Write down every entry once more, exactly as it reads.

(Records from a dataset)

-=-=-=-=-

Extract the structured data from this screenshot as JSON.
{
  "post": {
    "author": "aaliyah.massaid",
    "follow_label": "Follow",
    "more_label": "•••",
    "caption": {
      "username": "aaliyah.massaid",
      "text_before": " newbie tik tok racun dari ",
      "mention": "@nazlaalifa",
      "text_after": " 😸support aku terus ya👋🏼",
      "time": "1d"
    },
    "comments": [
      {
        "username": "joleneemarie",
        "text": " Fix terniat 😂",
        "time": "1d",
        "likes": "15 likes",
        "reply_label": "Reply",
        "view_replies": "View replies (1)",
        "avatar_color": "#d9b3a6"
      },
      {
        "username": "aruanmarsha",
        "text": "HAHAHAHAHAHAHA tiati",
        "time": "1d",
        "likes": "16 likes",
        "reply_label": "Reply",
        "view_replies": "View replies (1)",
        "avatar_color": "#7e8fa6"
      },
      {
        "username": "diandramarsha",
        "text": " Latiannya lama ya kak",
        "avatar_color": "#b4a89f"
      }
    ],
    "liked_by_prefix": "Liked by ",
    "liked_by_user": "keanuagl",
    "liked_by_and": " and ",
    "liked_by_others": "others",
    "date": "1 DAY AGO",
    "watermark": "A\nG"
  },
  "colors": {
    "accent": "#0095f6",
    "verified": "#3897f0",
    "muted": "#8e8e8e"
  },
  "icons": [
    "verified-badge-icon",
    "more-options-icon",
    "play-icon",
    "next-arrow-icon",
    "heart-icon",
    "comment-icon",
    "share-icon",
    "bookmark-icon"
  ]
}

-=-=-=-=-

**Written solution:**
Extract the structured data from this screenshot as JSON.
{
  "post": {
    "author": "aaliyah.massaid",
    "follow_label": "Follow",
    "more_label": "•••",
    "caption": {
      "username": "aaliyah.massaid",
      "text_before": " newbie tik tok racun dari ",
      "mention": "@nazlaalifa",
      "text_after": " 😸support aku terus ya👋🏼",
      "time": "1d"
    },
    "comments": [
      {
        "username": "joleneemarie",
        "text": " Fix terniat 😂",
        "time": "1d",
        "likes": "15 likes",
        "reply_label": "Reply",
        "view_replies": "View replies (1)",
        "avatar_color": "#d9b3a6"
      },
      {
        "username": "aruanmarsha",
        "text": "HAHAHAHAHAHAHA tiati",
        "time": "1d",
        "likes": "16 likes",
        "reply_label": "Reply",
        "view_replies": "View replies (1)",
        "avatar_color": "#7e8fa6"
      },
      {
        "username": "diandramarsha",
        "text": " Latiannya lama ya kak",
        "avatar_color": "#b4a89f"
      }
    ],
    "liked_by_prefix": "Liked by ",
    "liked_by_user": "keanuagl",
    "liked_by_and": " and ",
    "liked_by_others": "others",
    "date": "1 DAY AGO",
    "watermark": "A\nG"
  },
  "colors": {
    "accent": "#0095f6",
    "verified": "#3897f0",
    "muted": "#8e8e8e"
  },
  "icons": [
    "verified-badge-icon",
    "more-options-icon",
    "play-icon",
    "next-arrow-icon",
    "heart-icon",
    "comment-icon",
    "share-icon",
    "bookmark-icon"
  ]
}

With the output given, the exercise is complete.